━━ RECORDED INFORMATION

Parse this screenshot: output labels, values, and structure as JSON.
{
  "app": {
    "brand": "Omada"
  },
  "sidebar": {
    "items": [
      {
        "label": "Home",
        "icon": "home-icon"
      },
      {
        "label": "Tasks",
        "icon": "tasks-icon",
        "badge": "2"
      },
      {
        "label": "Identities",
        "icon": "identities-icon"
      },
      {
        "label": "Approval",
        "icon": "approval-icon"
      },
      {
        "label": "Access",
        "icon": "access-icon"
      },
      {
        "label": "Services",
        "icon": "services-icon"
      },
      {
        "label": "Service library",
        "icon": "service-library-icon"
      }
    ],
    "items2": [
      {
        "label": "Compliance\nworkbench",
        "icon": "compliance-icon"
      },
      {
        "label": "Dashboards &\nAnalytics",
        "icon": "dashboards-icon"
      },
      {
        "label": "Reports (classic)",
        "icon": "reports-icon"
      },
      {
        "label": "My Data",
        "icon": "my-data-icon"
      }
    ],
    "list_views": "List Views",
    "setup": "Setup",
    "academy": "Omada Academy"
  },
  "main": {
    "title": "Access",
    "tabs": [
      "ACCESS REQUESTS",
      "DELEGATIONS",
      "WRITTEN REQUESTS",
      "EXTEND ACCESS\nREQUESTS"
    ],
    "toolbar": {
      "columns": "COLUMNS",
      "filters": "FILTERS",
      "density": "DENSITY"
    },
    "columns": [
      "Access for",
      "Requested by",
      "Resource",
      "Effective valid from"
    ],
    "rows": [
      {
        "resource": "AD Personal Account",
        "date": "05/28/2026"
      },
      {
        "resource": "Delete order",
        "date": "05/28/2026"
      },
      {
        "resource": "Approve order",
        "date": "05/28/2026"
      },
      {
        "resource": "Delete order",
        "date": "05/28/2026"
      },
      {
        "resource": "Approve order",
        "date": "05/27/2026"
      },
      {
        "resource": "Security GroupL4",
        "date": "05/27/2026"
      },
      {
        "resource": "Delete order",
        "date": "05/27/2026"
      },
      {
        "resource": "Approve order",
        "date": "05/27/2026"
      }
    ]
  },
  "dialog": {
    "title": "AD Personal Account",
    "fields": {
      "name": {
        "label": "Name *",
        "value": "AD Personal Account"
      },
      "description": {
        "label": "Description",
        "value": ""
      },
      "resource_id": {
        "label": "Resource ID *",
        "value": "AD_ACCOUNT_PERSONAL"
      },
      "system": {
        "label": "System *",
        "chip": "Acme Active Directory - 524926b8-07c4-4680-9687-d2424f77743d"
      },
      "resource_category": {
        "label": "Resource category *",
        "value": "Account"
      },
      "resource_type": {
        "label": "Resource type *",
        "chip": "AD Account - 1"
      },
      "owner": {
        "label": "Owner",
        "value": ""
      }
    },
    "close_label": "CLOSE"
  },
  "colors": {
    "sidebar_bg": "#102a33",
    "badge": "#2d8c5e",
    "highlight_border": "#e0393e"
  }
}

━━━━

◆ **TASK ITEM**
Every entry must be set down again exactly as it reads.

◆ **EXERCISE OUTPUT**
Parse this screenshot: output labels, values, and structure as JSON.
{
  "app": {
    "brand": "Omada"
  },
  "sidebar": {
    "items": [
      {
        "label": "Home",
        "icon": "home-icon"
      },
      {
        "label": "Tasks",
        "icon": "tasks-icon",
        "badge": "2"
      },
      {
        "label": "Identities",
        "icon": "identities-icon"
      },
      {
        "label": "Approval",
        "icon": "approval-icon"
      },
      {
        "label": "Access",
        "icon": "access-icon"
      },
      {
        "label": "Services",
        "icon": "services-icon"
      },
      {
        "label": "Service library",
        "icon": "service-library-icon"
      }
    ],
    "items2": [
      {
        "label": "Compliance\nworkbench",
        "icon": "compliance-icon"
      },
      {
        "label": "Dashboards &\nAnalytics",
        "icon": "dashboards-icon"
      },
      {
        "label": "Reports (classic)",
        "icon": "reports-icon"
      },
      {
        "label": "My Data",
        "icon": "my-data-icon"
      }
    ],
    "list_views": "List Views",
    "setup": "Setup",
    "academy": "Omada Academy"
  },
  "main": {
    "title": "Access",
    "tabs": [
      "ACCESS REQUESTS",
      "DELEGATIONS",
      "WRITTEN REQUESTS",
      "EXTEND ACCESS\nREQUESTS"
    ],
    "toolbar": {
      "columns": "COLUMNS",
      "filters": "FILTERS",
      "density": "DENSITY"
    },
    "columns": [
      "Access for",
      "Requested by",
      "Resource",
      "Effective valid from"
    ],
    "rows": [
      {
        "resource": "AD Personal Account",
        "date": "05/28/2026"
      },
      {
        "resource": "Delete order",
        "date": "05/28/2026"
      },
      {
        "resource": "Approve order",
        "date": "05/28/2026"
      },
      {
        "resource": "Delete order",
        "date": "05/28/2026"
      },
      {
        "resource": "Approve order",
        "date": "05/27/2026"
      },
      {
        "resource": "Security GroupL4",
        "date": "05/27/2026"
      },
      {
        "resource": "Delete order",
        "date": "05/27/2026"
      },
      {
        "resource": "Approve order",
        "date": "05/27/2026"
      }
    ]
  },
  "dialog": {
    "title": "AD Personal Account",
    "fields": {
      "name": {
        "label": "Name *",
        "value": "AD Personal Account"
      },
      "description": {
        "label": "Description",
        "value": ""
      },
      "resource_id": {
        "label": "Resource ID *",
        "value": "AD_ACCOUNT_PERSONAL"
      },
      "system": {
        "label": "System *",
        "chip": "Acme Active Directory - 524926b8-07c4-4680-9687-d2424f77743d"
      },
      "resource_category": {
        "label": "Resource category *",
        "value": "Account"
      },
      "resource_type": {
        "label": "Resource type *",
        "chip": "AD Account - 1"
      },
      "owner": {
        "label": "Owner",
        "value": ""
      }
    },
    "close_label": "CLOSE"
  },
  "colors": {
    "sidebar_bg": "#102a33",
    "badge": "#2d8c5e",
    "highlight_border": "#e0393e"
  }
}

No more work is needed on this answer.